These interviews are effective in both fostering empathy for the members of Heaven’s Gate and countering a media-driven stereotype of “crazy” or “brainwashed” cult members; they also make clear that some members found freedom and greater purpose in something that many people would find constraining or controlling. The interviews with surviving relatives of members—in particular, Nettles’s daughter Terri and Kelly Cooke, whose parents passed away in the mass suicide—are especially moving, and provide much-needed perspective on the group’s unfortunate end. Several of the scholars interviewed in the doc point out that the societal changes that took place in the 1960s and 1970s—including a new emphasis on individual spiritual exploration and enlightenment—were key to the creation and relative longevity of a group like Heaven’s Gate.
The value of Heaven’s Gate: The Cult of Cults lies in its willingness to ask tough questions and sit with the lack of simple answers.
Interviews with the former members, too, seem to mirror this—several of them talk about seeking a greater purpose in following something bigger than themselves. Some felt like they had found that greater purpose by following Applewhite and Nettles (who were also nicknamed Do and Ti, after the “Do-Re-Mi” song from The Sound of Music). The heartrending interviews with the relatives who were left behind, however, serve as a reminder that actions such as leaving family—in some cases, children—to follow a spiritual movement such as Heaven’s Gate also has consequences. The use of animated sequences to portray moments that might otherwise be impossible to capture is also moving. As Terri Nettles recalls the strong bond between mother and daughter, for instance, animated versions of them are shown sitting on a large porch swing as they look up at the stars; as Terri describes her mother’s 1985 death—she wasn’t told about it until a year later—the elder Nettles is shown floating up to space from the porch swing as her daughter looks on.

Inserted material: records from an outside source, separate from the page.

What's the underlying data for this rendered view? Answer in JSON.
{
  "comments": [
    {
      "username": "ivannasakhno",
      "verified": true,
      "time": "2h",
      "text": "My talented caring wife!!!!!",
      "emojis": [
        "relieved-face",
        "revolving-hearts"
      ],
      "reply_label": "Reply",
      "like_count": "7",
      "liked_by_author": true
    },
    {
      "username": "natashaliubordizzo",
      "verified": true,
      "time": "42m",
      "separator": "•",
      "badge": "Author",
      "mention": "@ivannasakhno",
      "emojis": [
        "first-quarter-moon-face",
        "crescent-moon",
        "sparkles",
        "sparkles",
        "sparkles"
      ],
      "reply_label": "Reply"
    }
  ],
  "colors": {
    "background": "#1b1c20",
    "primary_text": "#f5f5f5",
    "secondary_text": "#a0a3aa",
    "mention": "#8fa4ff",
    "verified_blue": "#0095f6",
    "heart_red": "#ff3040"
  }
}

The fourth episode has a beautiful sequence, set to instrumental music, that portrays a group of large-eyed aliens leaving the Earth in a spaceship that has come to pick them up. The technical aspects of the documentary, too, are well thought out, from the use of archival and home-movie footage to songs—including Norman Greenbaum’s “Spirit in the Sky” (1969), Radiohead’s “Everything in Its Right Place,” (2000) and, during the doc’s final minutes, Aimee Mann’s wistful 1999 ballad “Save Me”—that elevate the pop-music cue in documentary film to an art. The value of Heaven’s Gate: The Cult of Cults lies in its willingness to ask tough questions and sit with the lack of simple answers. It would have been easier to make a documentary that reinforces viewers’ long-held assumptions and fears about a little-understood religious group; successfully making a series that scrutinizes those assumptions and encourages understanding in the process is much harder. It is on this level—which is very human, despite the group’s insistence on going beyond that—that Heaven’s Gate: The Cult of Cults brilliantly succeeds.
Heaven’s Gate: The Cult of Cults is currently streaming on HBO Max.